> [Dataset rows for apps and sites]:
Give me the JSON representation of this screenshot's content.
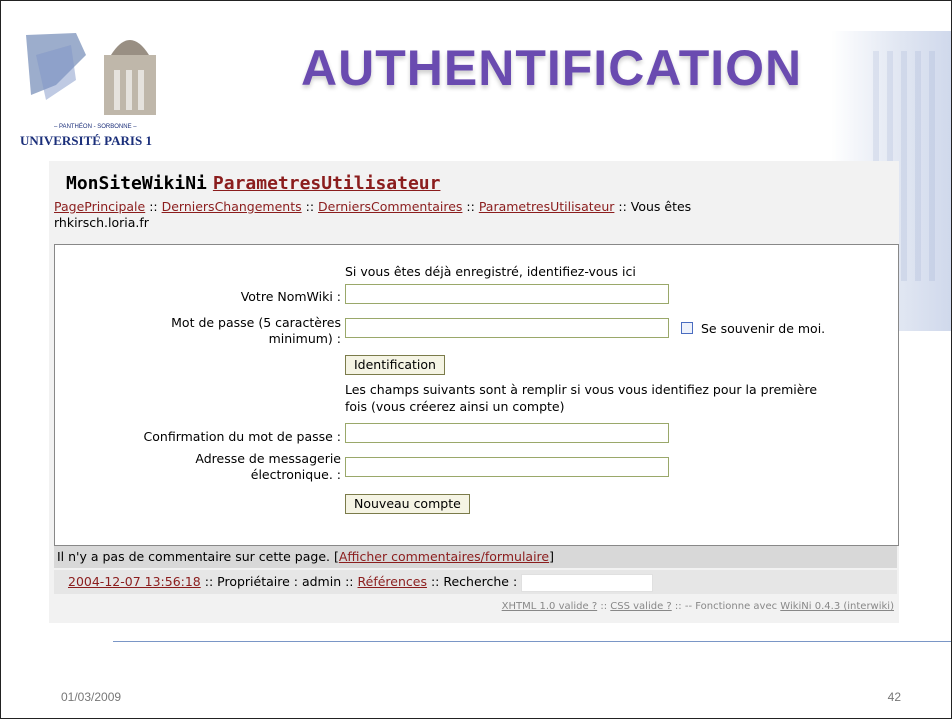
{
  "slide": {
    "title": "AUTHENTIFICATION",
    "date": "01/03/2009",
    "page_number": "42"
  },
  "logo": {
    "text_top": "– PANTHÉON - SORBONNE –",
    "text_bottom": "UNIVERSITÉ PARIS 1"
  },
  "wiki": {
    "site_name": "MonSiteWikiNi",
    "page_name": "ParametresUtilisateur",
    "nav": {
      "link1": "PagePrincipale",
      "link2": "DerniersChangements",
      "link3": "DerniersCommentaires",
      "link4": "ParametresUtilisateur",
      "sep": " :: ",
      "you_are": " :: Vous êtes",
      "host": "rhkirsch.loria.fr"
    },
    "form": {
      "intro": "Si vous êtes déjà enregistré, identifiez-vous ici",
      "nomwiki_label": "Votre NomWiki :",
      "password_label_l1": "Mot de passe (5 caractères",
      "password_label_l2": "minimum) :",
      "remember_label": "Se souvenir de moi.",
      "login_button": "Identification",
      "new_info_l1": "Les champs suivants sont à remplir si vous vous identifiez pour la première",
      "new_info_l2": "fois (vous créerez ainsi un compte)",
      "confirm_label": "Confirmation du mot de passe :",
      "email_label_l1": "Adresse de messagerie",
      "email_label_l2": "électronique. :",
      "new_account_button": "Nouveau compte"
    },
    "comments": {
      "text": "Il n'y a pas de commentaire sur cette page. [",
      "link": "Afficher commentaires/formulaire",
      "close": "]"
    },
    "footer": {
      "timestamp": "2004-12-07 13:56:18",
      "owner_text": " :: Propriétaire : admin :: ",
      "references": "Références",
      "search_text": " :: Recherche :"
    },
    "validity": {
      "xhtml": "XHTML 1.0 valide ?",
      "sep": " :: ",
      "css": "CSS valide ?",
      "powered": " :: -- Fonctionne avec ",
      "wikini": "WikiNi 0.4.3 (interwiki)"
    }
  }
}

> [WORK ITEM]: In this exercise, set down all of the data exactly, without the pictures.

> [ANSWER SECTION]:
Give me the JSON representation of this screenshot's content.
{
  "slide": {
    "title": "AUTHENTIFICATION",
    "date": "01/03/2009",
    "page_number": "42"
  },
  "logo": {
    "text_top": "– PANTHÉON - SORBONNE –",
    "text_bottom": "UNIVERSITÉ PARIS 1"
  },
  "wiki": {
    "site_name": "MonSiteWikiNi",
    "page_name": "ParametresUtilisateur",
    "nav": {
      "link1": "PagePrincipale",
      "link2": "DerniersChangements",
      "link3": "DerniersCommentaires",
      "link4": "ParametresUtilisateur",
      "sep": " :: ",
      "you_are": " :: Vous êtes",
      "host": "rhkirsch.loria.fr"
    },
    "form": {
      "intro": "Si vous êtes déjà enregistré, identifiez-vous ici",
      "nomwiki_label": "Votre NomWiki :",
      "password_label_l1": "Mot de passe (5 caractères",
      "password_label_l2": "minimum) :",
      "remember_label": "Se souvenir de moi.",
      "login_button": "Identification",
      "new_info_l1": "Les champs suivants sont à remplir si vous vous identifiez pour la première",
      "new_info_l2": "fois (vous créerez ainsi un compte)",
      "confirm_label": "Confirmation du mot de passe :",
      "email_label_l1": "Adresse de messagerie",
      "email_label_l2": "électronique. :",
      "new_account_button": "Nouveau compte"
    },
    "comments": {
      "text": "Il n'y a pas de commentaire sur cette page. [",
      "link": "Afficher commentaires/formulaire",
      "close": "]"
    },
    "footer": {
      "timestamp": "2004-12-07 13:56:18",
      "owner_text": " :: Propriétaire : admin :: ",
      "references": "Références",
      "search_text": " :: Recherche :"
    },
    "validity": {
      "xhtml": "XHTML 1.0 valide ?",
      "sep": " :: ",
      "css": "CSS valide ?",
      "powered": " :: -- Fonctionne avec ",
      "wikini": "WikiNi 0.4.3 (interwiki)"
    }
  }
}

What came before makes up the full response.